Hungary's ruling Socialists have appointed Ferenc Gyurcsany, a flamboyant millionaire, as the country's new prime minister. The new prime minister, if confirmed by the parliament early next month, will bring a new generation into Hungary's politics.

Mr. Gyurcsany, who was not even in contention for the job a week ago, emerged as the clear winner at Wednesday's extraordinary Socialist Party congress, where he beat his main rival, Peter Kiss, for the top job. He will replace Peter Medgyessy, who was ousted by his party.

Hungarians hope the new appointment will end a political crisis that began last week when Mr. Medgyessy fired the economy minister of the Socialists' liberal coalition partner, the Alliance of Free Democrats, as part of a government reshuffle.

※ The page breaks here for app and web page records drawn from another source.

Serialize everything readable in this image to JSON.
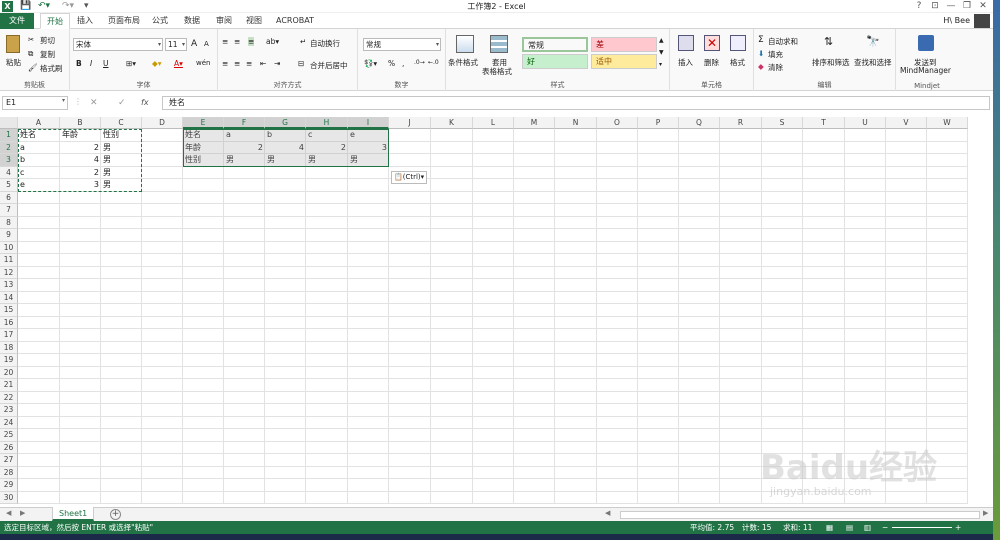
{
  "titlebar": {
    "title": "工作簿2 - Excel",
    "help": "?",
    "restore_ribbon": "⊡",
    "minimize": "—",
    "maximize": "❐",
    "close": "✕"
  },
  "tabs": {
    "file": "文件",
    "items": [
      "开始",
      "插入",
      "页面布局",
      "公式",
      "数据",
      "审阅",
      "视图",
      "ACROBAT"
    ],
    "active_index": 0
  },
  "user": {
    "name": "H\\ Bee"
  },
  "ribbon": {
    "clipboard": {
      "label": "剪贴板",
      "paste": "粘贴",
      "cut": "剪切",
      "copy": "复制",
      "format_painter": "格式刷"
    },
    "font": {
      "label": "字体",
      "font_name": "宋体",
      "font_size": "11",
      "bold": "B",
      "italic": "I",
      "underline": "U",
      "grow": "A",
      "shrink": "A",
      "wen": "wén"
    },
    "alignment": {
      "label": "对齐方式",
      "wrap": "自动换行",
      "merge": "合并后居中"
    },
    "number": {
      "label": "数字",
      "format": "常规",
      "percent": "%",
      "comma": ","
    },
    "styles": {
      "label": "样式",
      "conditional": "条件格式",
      "table": "套用",
      "table2": "表格格式",
      "normal": "常规",
      "bad": "差",
      "good": "好",
      "neutral": "适中"
    },
    "cells": {
      "label": "单元格",
      "insert": "插入",
      "delete": "删除",
      "format": "格式"
    },
    "editing": {
      "label": "编辑",
      "autosum": "自动求和",
      "fill": "填充",
      "clear": "清除",
      "sort": "排序和筛选",
      "find": "查找和选择"
    },
    "mindjet": {
      "label": "Mindjet",
      "send": "发送到",
      "send2": "MindManager"
    }
  },
  "formula_bar": {
    "name_box": "E1",
    "fx": "fx",
    "value": "姓名"
  },
  "columns": [
    "A",
    "B",
    "C",
    "D",
    "E",
    "F",
    "G",
    "H",
    "I",
    "J",
    "K",
    "L",
    "M",
    "N",
    "O",
    "P",
    "Q",
    "R",
    "S",
    "T",
    "U",
    "V",
    "W"
  ],
  "rows": [
    "1",
    "2",
    "3",
    "4",
    "5",
    "6",
    "7",
    "8",
    "9",
    "10",
    "11",
    "12",
    "13",
    "14",
    "15",
    "16",
    "17",
    "18",
    "19",
    "20",
    "21",
    "22",
    "23",
    "24",
    "25",
    "26",
    "27",
    "28",
    "29",
    "30"
  ],
  "source_table": {
    "headers": [
      "姓名",
      "年龄",
      "性别"
    ],
    "rows": [
      [
        "a",
        "2",
        "男"
      ],
      [
        "b",
        "4",
        "男"
      ],
      [
        "c",
        "2",
        "男"
      ],
      [
        "e",
        "3",
        "男"
      ]
    ]
  },
  "transposed_table": {
    "rows": [
      [
        "姓名",
        "a",
        "b",
        "c",
        "e"
      ],
      [
        "年龄",
        "2",
        "4",
        "2",
        "3"
      ],
      [
        "性别",
        "男",
        "男",
        "男",
        "男"
      ]
    ]
  },
  "paste_options": "(Ctrl)",
  "sheet_tab": "Sheet1",
  "status": {
    "message": "选定目标区域，然后按 ENTER 或选择\"粘贴\"",
    "average": "平均值: 2.75",
    "count": "计数: 15",
    "sum": "求和: 11"
  },
  "watermark": {
    "text": "Baidu经验",
    "url": "jingyan.baidu.com"
  }
}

The firing angered not only the Free Democrats, but Prime Minister Medgyessy's own party as well, which dumped him within hours of the announcement.

In an interview with Hungarian state television, Mr. Medgyessy said he felt betrayed by his fellow Socialists. He says, "when I was invited to the Socialist Party Congress to be their prime minister, we made a kind of agreement that people make when they get married." He says the party made a promise to stay behind him in good and in bad times. Unfortunately, Mr. Medgyessy says, "I received only half of that promise. The Socialists only stayed with me in the good times and dumped me when the situation started to be difficult."

His successor, Mr. Gyurcsany, will inherit an unpopular government and a growing budget deficit, which analysts say may hamper Hungary's efforts to adopt the European Union common currency, the euro.

The 43-year-old prime minister, who became rich buying state assets during the early years of Hungary's privatization, is widely seen as representing a philosophical break from the old-guard politicians of the Communist era, embracing both a liberal business outlook and support for social justice.

The Free Democrats have said they will accept Mr. Gyurcsany as the new prime minister. But gaining public support, says analyst Tamas Kiss, of the energy news service Platt's, will be more difficult, especially at a time of rising prices and an uncertain economic outlook. "Household energy prices are increasing. The government is selling and privatizing MOL, the national oil and gas company as much as it can," he says. "So people are really concerned."

Hungary is not alone among the former Communist countries of central Europe in going through political upheavals. Since May, the prime ministers of Poland and the Czech Republic have also been forced out of office after losing popular support.